─── MATERIAL TO PROCESS

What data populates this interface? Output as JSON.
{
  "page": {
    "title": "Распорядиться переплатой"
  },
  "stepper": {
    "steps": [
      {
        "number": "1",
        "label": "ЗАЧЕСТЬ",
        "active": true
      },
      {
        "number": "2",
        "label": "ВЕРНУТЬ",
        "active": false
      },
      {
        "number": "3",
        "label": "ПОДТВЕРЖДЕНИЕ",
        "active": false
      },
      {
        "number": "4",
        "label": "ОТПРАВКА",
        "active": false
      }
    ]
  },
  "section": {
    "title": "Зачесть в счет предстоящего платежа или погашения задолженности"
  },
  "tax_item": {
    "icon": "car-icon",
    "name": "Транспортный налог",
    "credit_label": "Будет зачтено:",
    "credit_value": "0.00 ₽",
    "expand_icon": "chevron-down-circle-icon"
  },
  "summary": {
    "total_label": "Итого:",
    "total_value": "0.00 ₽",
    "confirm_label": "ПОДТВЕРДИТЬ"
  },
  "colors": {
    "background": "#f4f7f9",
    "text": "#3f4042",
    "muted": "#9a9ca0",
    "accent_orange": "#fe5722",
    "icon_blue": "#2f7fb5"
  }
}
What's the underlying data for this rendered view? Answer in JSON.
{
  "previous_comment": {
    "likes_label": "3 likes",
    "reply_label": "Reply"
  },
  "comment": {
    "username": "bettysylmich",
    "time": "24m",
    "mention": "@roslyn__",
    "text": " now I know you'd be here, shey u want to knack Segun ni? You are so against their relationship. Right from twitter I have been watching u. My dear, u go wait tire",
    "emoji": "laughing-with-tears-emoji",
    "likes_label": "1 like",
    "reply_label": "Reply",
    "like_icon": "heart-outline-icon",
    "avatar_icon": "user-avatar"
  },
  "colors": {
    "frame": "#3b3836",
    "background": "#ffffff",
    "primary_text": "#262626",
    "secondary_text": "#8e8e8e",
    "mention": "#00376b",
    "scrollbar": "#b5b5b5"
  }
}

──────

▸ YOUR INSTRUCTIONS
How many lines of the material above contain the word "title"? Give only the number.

▸ RESPONSE FOR THIS EXERCISE
2